Task objective:
Your copy should repeat each record below exactly and contain no images.

Data records:

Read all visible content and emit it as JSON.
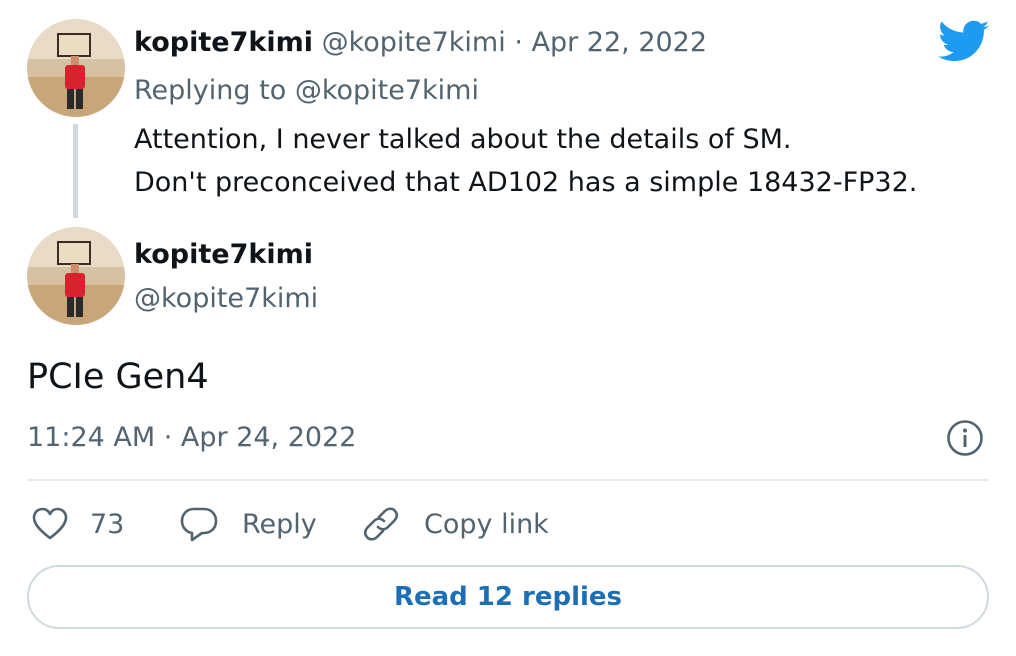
{
  "parent_tweet": {
    "display_name": "kopite7kimi",
    "handle": "@kopite7kimi",
    "separator": "·",
    "date": "Apr 22, 2022",
    "replying_prefix": "Replying to",
    "replying_handle": "@kopite7kimi",
    "text_lines": [
      "Attention, I never talked about the details of SM.",
      "Don't preconceived that AD102 has a simple 18432-FP32."
    ]
  },
  "tweet": {
    "display_name": "kopite7kimi",
    "handle": "@kopite7kimi",
    "text": "PCIe Gen4",
    "timestamp": "11:24 AM · Apr 24, 2022"
  },
  "actions": {
    "like_count": "73",
    "reply_label": "Reply",
    "copy_link_label": "Copy link"
  },
  "read_replies_label": "Read 12 replies",
  "icons": {
    "brand": "twitter-bird-icon",
    "info": "info-icon",
    "like": "heart-icon",
    "reply": "speech-bubble-icon",
    "copy": "link-icon"
  },
  "colors": {
    "brand_blue": "#1d9bf0",
    "link_blue": "#1d6fb5",
    "text": "#0f1419",
    "muted": "#536471",
    "border": "#cfd9de"
  }
}
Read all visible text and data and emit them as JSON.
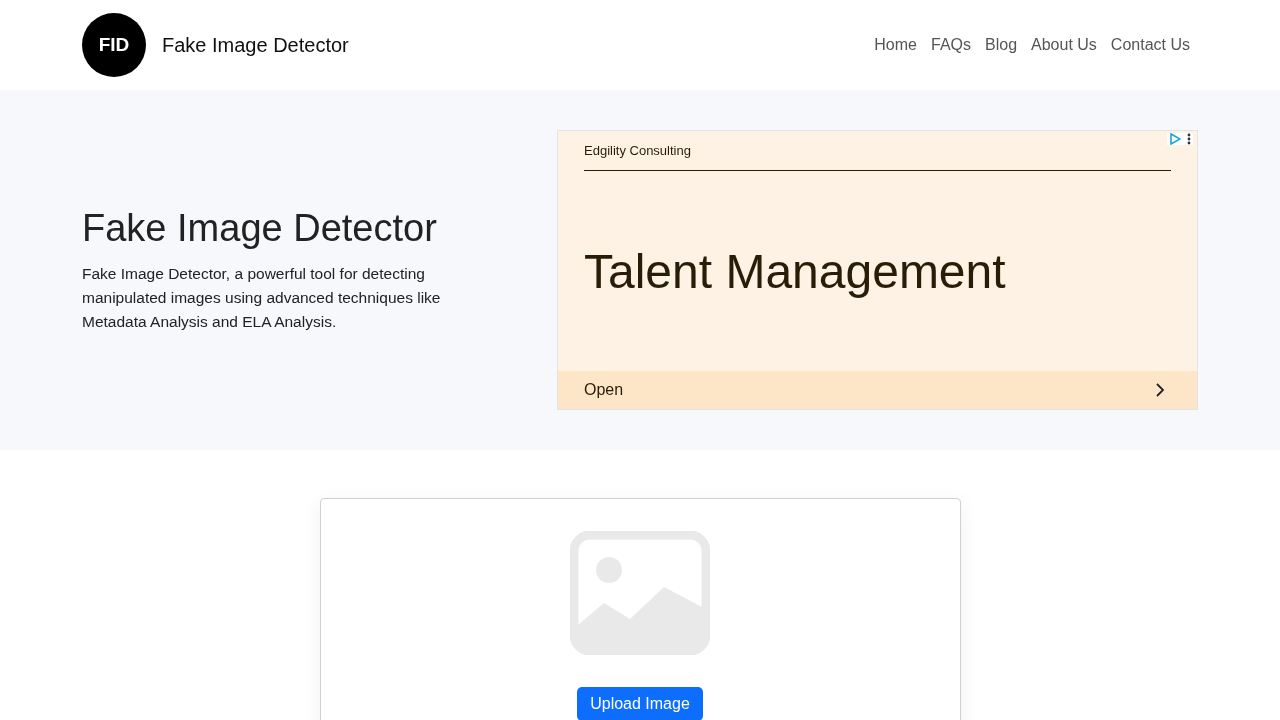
{
  "header": {
    "logo": "FID",
    "site_name": "Fake Image Detector",
    "nav": [
      {
        "label": "Home"
      },
      {
        "label": "FAQs"
      },
      {
        "label": "Blog"
      },
      {
        "label": "About Us"
      },
      {
        "label": "Contact Us"
      }
    ]
  },
  "hero": {
    "title": "Fake Image Detector",
    "description": "Fake Image Detector, a powerful tool for detecting manipulated images using advanced techniques like Metadata Analysis and ELA Analysis."
  },
  "ad": {
    "advertiser": "Edgility Consulting",
    "headline": "Talent Management",
    "cta": "Open"
  },
  "upload": {
    "button": "Upload Image"
  }
}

Reply to the task:
Read all visible content and emit it as JSON.
{
  "parent_tweet": {
    "display_name": "kopite7kimi",
    "handle": "@kopite7kimi",
    "separator": "·",
    "date": "Apr 22, 2022",
    "replying_prefix": "Replying to",
    "replying_handle": "@kopite7kimi",
    "text_lines": [
      "Attention, I never talked about the details of SM.",
      "Don't preconceived that AD102 has a simple 18432-FP32."
    ]
  },
  "tweet": {
    "display_name": "kopite7kimi",
    "handle": "@kopite7kimi",
    "text": "PCIe Gen4",
    "timestamp": "11:24 AM · Apr 24, 2022"
  },
  "actions": {
    "like_count": "73",
    "reply_label": "Reply",
    "copy_link_label": "Copy link"
  },
  "read_replies_label": "Read 12 replies",
  "icons": {
    "brand": "twitter-bird-icon",
    "info": "info-icon",
    "like": "heart-icon",
    "reply": "speech-bubble-icon",
    "copy": "link-icon"
  },
  "colors": {
    "brand_blue": "#1d9bf0",
    "link_blue": "#1d6fb5",
    "text": "#0f1419",
    "muted": "#536471",
    "border": "#cfd9de"
  }
}
Read all visible text and data and emit them as JSON.
{
  "header": {
    "logo": "FID",
    "site_name": "Fake Image Detector",
    "nav": [
      {
        "label": "Home"
      },
      {
        "label": "FAQs"
      },
      {
        "label": "Blog"
      },
      {
        "label": "About Us"
      },
      {
        "label": "Contact Us"
      }
    ]
  },
  "hero": {
    "title": "Fake Image Detector",
    "description": "Fake Image Detector, a powerful tool for detecting manipulated images using advanced techniques like Metadata Analysis and ELA Analysis."
  },
  "ad": {
    "advertiser": "Edgility Consulting",
    "headline": "Talent Management",
    "cta": "Open"
  },
  "upload": {
    "button": "Upload Image"
  }
}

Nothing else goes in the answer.